Urging the citizenry to stockpile food and water because the protests might be protracted, Comrade Esele said the strike would be total because all sectors of the economy such as Power, Aviation, Petroleum, Banking and Maritime would be shut down throughout the duration of the strike.
If government failed to revert to old price before Monday, Esele said that labour would not discuss with government or its committee before the strike. "There will be no negotiation. We have to fight first before any discussion because the government removed the subsidy before talking about negotiation and setting up of committee."
Commenting on the crisis, Chief Cliff Mbagwu, a chieftain of the PDP, management consultant and chairman of Simeon and Rose Associates, said the government was right on the removal of fuel subsidy but faulted the current price. According to him, the right price minus subsidy would be in the region of N100 per litre, adding that anything above that would be traced to inefficiency and corruption.
He urged the citizenry to buy into the subsidy removal policy in the long-term interest of the country. He also advised the government to prune down the rising cost of governance by reducing the number of ministers, aides as well as jumbo allowances.
As of now, none of these has been done and the nation seems certainly headed for the road to economic shut down with dire consequences for all concerned. It is to be seen if Labour succeed in getting the government to eat the humble pie or whether a compromise would be reached as observed in similar protests in the past.
History of fuel price increases in Nigeria
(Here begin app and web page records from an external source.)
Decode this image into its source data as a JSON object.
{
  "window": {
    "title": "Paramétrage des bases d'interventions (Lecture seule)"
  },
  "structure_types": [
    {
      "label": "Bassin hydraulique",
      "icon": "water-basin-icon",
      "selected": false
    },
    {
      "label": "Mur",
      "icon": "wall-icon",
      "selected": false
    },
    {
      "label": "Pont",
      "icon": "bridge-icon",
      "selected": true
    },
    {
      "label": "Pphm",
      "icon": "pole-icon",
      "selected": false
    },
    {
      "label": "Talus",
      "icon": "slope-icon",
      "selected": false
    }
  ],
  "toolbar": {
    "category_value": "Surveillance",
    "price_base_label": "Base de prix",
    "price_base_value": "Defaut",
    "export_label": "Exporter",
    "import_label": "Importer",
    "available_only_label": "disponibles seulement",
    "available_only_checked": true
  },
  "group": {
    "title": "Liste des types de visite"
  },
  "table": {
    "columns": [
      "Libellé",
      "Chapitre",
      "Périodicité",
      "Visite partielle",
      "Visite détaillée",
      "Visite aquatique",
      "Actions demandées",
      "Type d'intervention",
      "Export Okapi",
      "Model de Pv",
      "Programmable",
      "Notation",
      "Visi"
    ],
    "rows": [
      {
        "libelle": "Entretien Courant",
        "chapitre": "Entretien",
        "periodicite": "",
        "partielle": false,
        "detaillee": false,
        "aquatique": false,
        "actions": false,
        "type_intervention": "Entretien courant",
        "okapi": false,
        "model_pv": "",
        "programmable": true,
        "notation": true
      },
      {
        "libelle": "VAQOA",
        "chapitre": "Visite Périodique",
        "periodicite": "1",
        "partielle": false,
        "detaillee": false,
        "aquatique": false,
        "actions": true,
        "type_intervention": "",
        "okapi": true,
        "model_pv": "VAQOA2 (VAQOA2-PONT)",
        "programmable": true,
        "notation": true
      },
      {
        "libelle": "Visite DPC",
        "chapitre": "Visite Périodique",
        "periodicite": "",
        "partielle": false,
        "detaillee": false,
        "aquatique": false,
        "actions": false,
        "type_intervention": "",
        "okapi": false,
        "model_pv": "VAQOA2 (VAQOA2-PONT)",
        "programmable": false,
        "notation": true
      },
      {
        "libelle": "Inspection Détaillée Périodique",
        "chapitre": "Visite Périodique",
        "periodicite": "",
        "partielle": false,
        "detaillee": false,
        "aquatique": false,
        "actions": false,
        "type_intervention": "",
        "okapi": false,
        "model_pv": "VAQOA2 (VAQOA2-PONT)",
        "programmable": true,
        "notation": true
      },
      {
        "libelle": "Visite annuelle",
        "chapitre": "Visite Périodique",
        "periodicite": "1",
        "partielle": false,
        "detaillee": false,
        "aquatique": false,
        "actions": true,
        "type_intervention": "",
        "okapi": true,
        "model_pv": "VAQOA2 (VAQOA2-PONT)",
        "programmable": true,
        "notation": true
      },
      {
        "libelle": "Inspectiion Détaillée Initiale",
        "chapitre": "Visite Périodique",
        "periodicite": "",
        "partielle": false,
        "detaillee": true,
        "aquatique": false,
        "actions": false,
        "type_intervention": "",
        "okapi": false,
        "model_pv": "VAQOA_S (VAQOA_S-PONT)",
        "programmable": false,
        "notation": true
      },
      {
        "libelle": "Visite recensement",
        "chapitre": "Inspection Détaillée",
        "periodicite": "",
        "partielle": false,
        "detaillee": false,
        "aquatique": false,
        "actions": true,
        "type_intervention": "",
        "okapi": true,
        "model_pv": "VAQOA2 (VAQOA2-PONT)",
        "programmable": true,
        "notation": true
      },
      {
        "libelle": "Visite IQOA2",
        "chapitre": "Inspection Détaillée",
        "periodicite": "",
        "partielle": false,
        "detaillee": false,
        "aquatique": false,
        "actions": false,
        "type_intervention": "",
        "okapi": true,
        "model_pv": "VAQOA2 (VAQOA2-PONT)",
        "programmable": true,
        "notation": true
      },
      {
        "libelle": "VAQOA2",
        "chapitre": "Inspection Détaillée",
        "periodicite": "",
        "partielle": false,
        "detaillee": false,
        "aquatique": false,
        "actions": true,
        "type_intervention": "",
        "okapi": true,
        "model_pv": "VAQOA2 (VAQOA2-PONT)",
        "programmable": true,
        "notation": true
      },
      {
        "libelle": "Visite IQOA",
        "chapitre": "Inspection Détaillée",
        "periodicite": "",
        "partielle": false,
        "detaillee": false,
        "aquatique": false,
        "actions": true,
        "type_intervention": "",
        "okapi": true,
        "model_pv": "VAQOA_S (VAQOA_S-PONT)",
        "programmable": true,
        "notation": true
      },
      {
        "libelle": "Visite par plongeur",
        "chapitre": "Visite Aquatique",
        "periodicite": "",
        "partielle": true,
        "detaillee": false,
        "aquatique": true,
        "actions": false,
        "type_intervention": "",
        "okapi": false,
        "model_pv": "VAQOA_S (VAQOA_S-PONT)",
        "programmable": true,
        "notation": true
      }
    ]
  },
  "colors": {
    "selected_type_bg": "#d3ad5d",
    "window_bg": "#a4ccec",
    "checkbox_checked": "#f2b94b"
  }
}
October: 1, 1978: 8.45k to 15.3k per litre
April 20 1982: 15.3k to 20k
March 31 1986: 20k to 39.5k
April 10 1988: 39.5k to 42k
January 1, 1989: 42k to 42k commercial vehicles,60k private.
December 19, 1989: moved to uniform price of 60k
March 6, 1991: 60k to 70k
November 8, 1993: 70k to N5
November 22,1993: petrol price drops from N5 to N3.25k
October 2,1994: N3.25k to N15
October 4,1994: price drops from N15 to N11
January 6,1999: N25 to N20
June1, 2000: N20 to N30
June 8, 2000: Petrol price reduced to N25
June13, 2000: N25 to N22
January 1, 2002: N22 to N26
June to October, 2003: N26 to N42
May 29, 2004: N50
August 25, 2004: N65
May 27, 2007: N75
June 2007: N65
January 1, 2012: between N138 to N250